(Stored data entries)

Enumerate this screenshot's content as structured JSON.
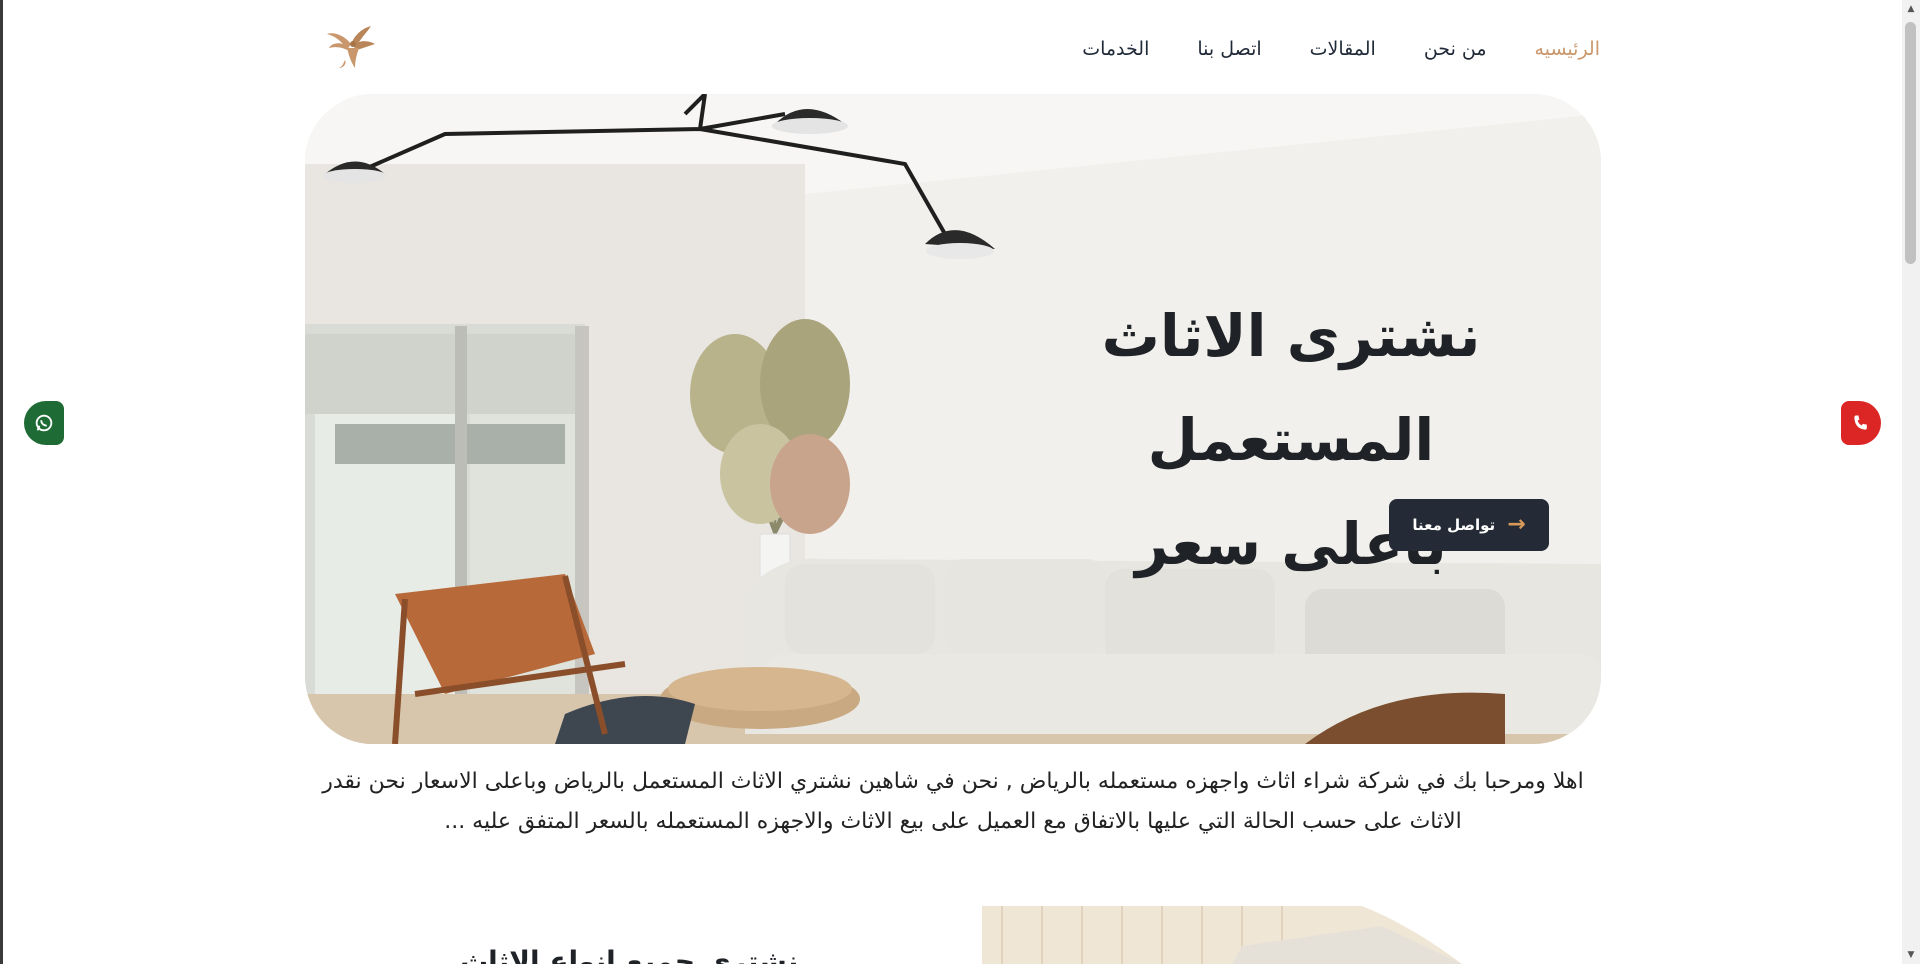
{
  "nav": {
    "items": [
      {
        "label": "الرئيسيه",
        "active": true
      },
      {
        "label": "من نحن",
        "active": false
      },
      {
        "label": "المقالات",
        "active": false
      },
      {
        "label": "اتصل بنا",
        "active": false
      },
      {
        "label": "الخدمات",
        "active": false
      }
    ],
    "logo_icon": "eagle-logo-icon"
  },
  "hero": {
    "title_line1": "نشترى الاثاث المستعمل",
    "title_line2": "باعلى سعر",
    "cta_label": "تواصل معنا",
    "cta_icon": "arrow-left-icon"
  },
  "intro": {
    "text": "اهلا ومرحبا بك في شركة شراء اثاث واجهزه مستعمله بالرياض , نحن في شاهين نشتري الاثاث المستعمل بالرياض وباعلى الاسعار نحن نقدر الاثاث على حسب الحالة التي عليها بالاتفاق مع العميل على بيع الاثاث والاجهزه المستعمله بالسعر المتفق عليه ..."
  },
  "section": {
    "title": "نشتري جميع انواع الاثاث"
  },
  "floating": {
    "whatsapp_icon": "whatsapp-icon",
    "phone_icon": "phone-icon"
  },
  "colors": {
    "accent": "#c9976b",
    "button_dark": "#252b36",
    "whatsapp": "#1f6b35",
    "phone": "#dc2626"
  }
}
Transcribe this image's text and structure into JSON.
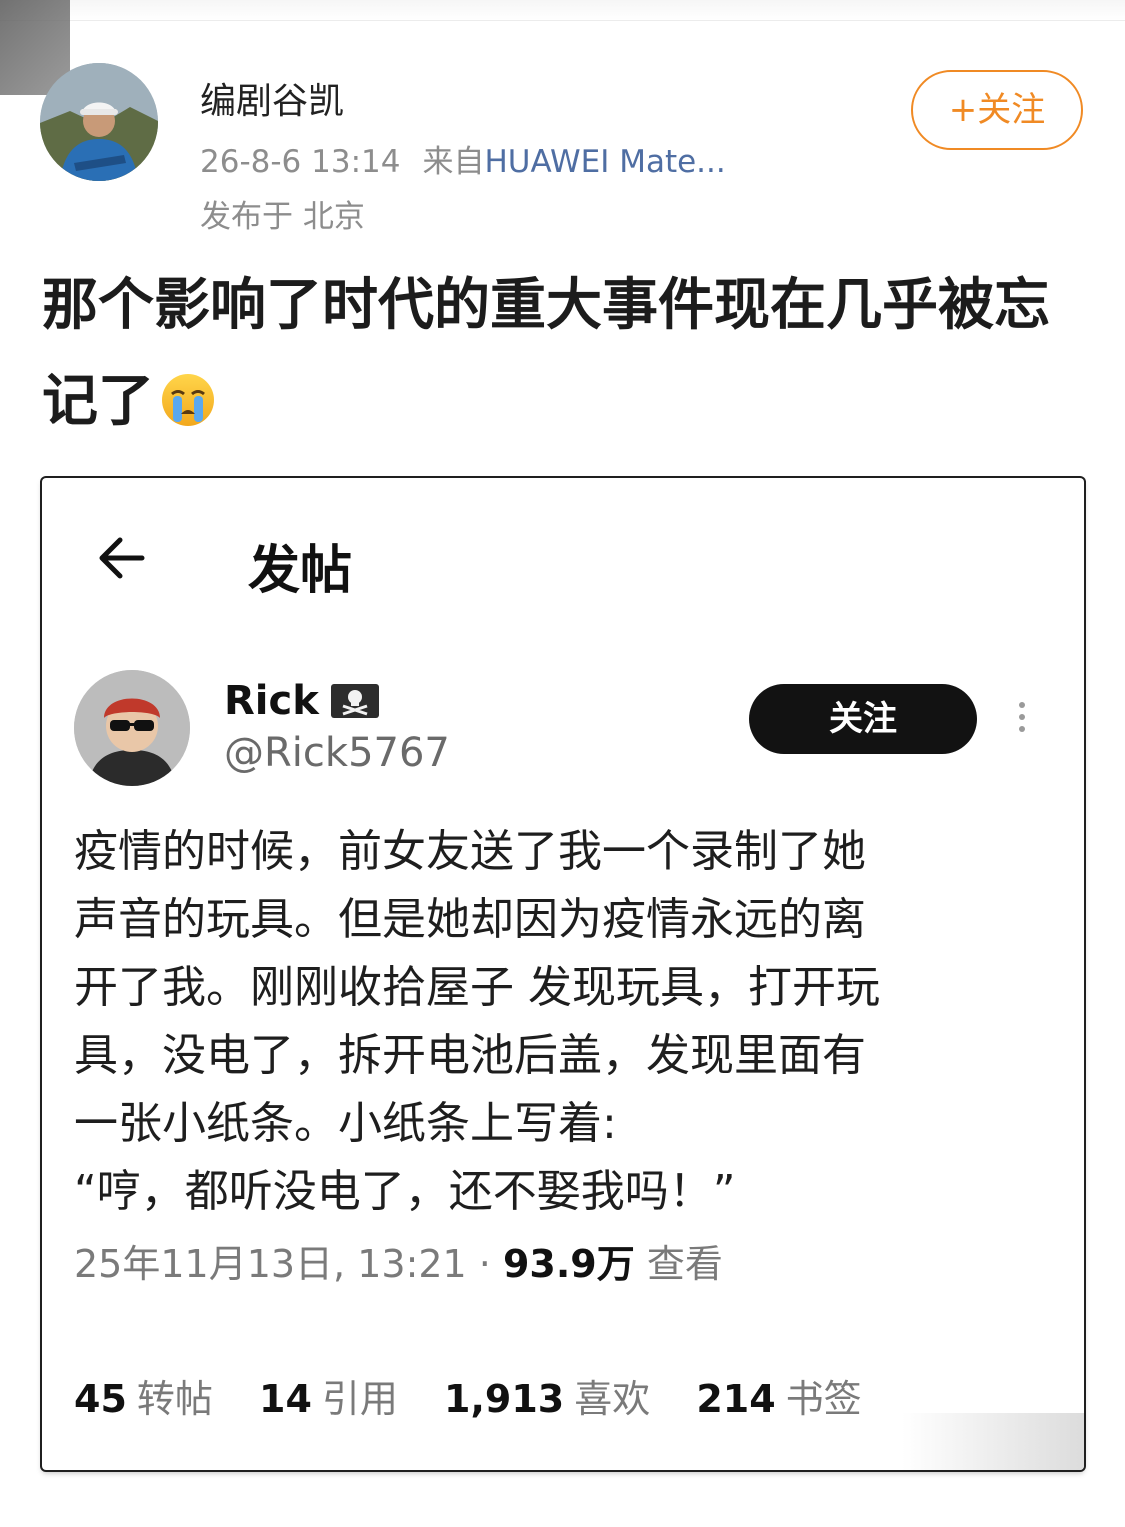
{
  "post": {
    "author": "编剧谷凯",
    "timestamp": "26-8-6 13:14",
    "source_prefix": "来自",
    "device": "HUAWEI Mate...",
    "location": "发布于 北京",
    "follow_label": "+关注",
    "text": "那个影响了时代的重大事件现在几乎被忘记了",
    "emoji": "crying-face-icon"
  },
  "screenshot": {
    "title": "发帖",
    "author_name": "Rick",
    "author_handle": "@Rick5767",
    "follow_label": "关注",
    "body": "疫情的时候，前女友送了我一个录制了她\n声音的玩具。但是她却因为疫情永远的离\n开了我。刚刚收拾屋子 发现玩具，打开玩\n具，没电了，拆开电池后盖，发现里面有\n一张小纸条。小纸条上写着:\n“哼，都听没电了，还不娶我吗！”",
    "date": "25年11月13日, 13:21 ·",
    "views_count": "93.9万",
    "views_label": "查看",
    "stats": [
      {
        "count": "45",
        "label": "转帖"
      },
      {
        "count": "14",
        "label": "引用"
      },
      {
        "count": "1,913",
        "label": "喜欢"
      },
      {
        "count": "214",
        "label": "书签"
      }
    ]
  },
  "colors": {
    "accent": "#f08a24",
    "device_link": "#4f6ea3"
  }
}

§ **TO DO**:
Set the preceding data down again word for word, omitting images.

§ **SOLVED PROBLEM**:
Enumerate this screenshot's content as structured JSON.
{
  "nav": {
    "items": [
      {
        "label": "الرئيسيه",
        "active": true
      },
      {
        "label": "من نحن",
        "active": false
      },
      {
        "label": "المقالات",
        "active": false
      },
      {
        "label": "اتصل بنا",
        "active": false
      },
      {
        "label": "الخدمات",
        "active": false
      }
    ],
    "logo_icon": "eagle-logo-icon"
  },
  "hero": {
    "title_line1": "نشترى الاثاث المستعمل",
    "title_line2": "باعلى سعر",
    "cta_label": "تواصل معنا",
    "cta_icon": "arrow-left-icon"
  },
  "intro": {
    "text": "اهلا ومرحبا بك في شركة شراء اثاث واجهزه مستعمله بالرياض , نحن في شاهين نشتري الاثاث المستعمل بالرياض وباعلى الاسعار نحن نقدر الاثاث على حسب الحالة التي عليها بالاتفاق مع العميل على بيع الاثاث والاجهزه المستعمله بالسعر المتفق عليه ..."
  },
  "section": {
    "title": "نشتري جميع انواع الاثاث"
  },
  "floating": {
    "whatsapp_icon": "whatsapp-icon",
    "phone_icon": "phone-icon"
  },
  "colors": {
    "accent": "#c9976b",
    "button_dark": "#252b36",
    "whatsapp": "#1f6b35",
    "phone": "#dc2626"
  }
}
Transcribe this image's text and structure into JSON.
{
  "post": {
    "author": "编剧谷凯",
    "timestamp": "26-8-6 13:14",
    "source_prefix": "来自",
    "device": "HUAWEI Mate...",
    "location": "发布于 北京",
    "follow_label": "+关注",
    "text": "那个影响了时代的重大事件现在几乎被忘记了",
    "emoji": "crying-face-icon"
  },
  "screenshot": {
    "title": "发帖",
    "author_name": "Rick",
    "author_handle": "@Rick5767",
    "follow_label": "关注",
    "body": "疫情的时候，前女友送了我一个录制了她\n声音的玩具。但是她却因为疫情永远的离\n开了我。刚刚收拾屋子 发现玩具，打开玩\n具，没电了，拆开电池后盖，发现里面有\n一张小纸条。小纸条上写着:\n“哼，都听没电了，还不娶我吗！”",
    "date": "25年11月13日, 13:21 ·",
    "views_count": "93.9万",
    "views_label": "查看",
    "stats": [
      {
        "count": "45",
        "label": "转帖"
      },
      {
        "count": "14",
        "label": "引用"
      },
      {
        "count": "1,913",
        "label": "喜欢"
      },
      {
        "count": "214",
        "label": "书签"
      }
    ]
  },
  "colors": {
    "accent": "#f08a24",
    "device_link": "#4f6ea3"
  }
}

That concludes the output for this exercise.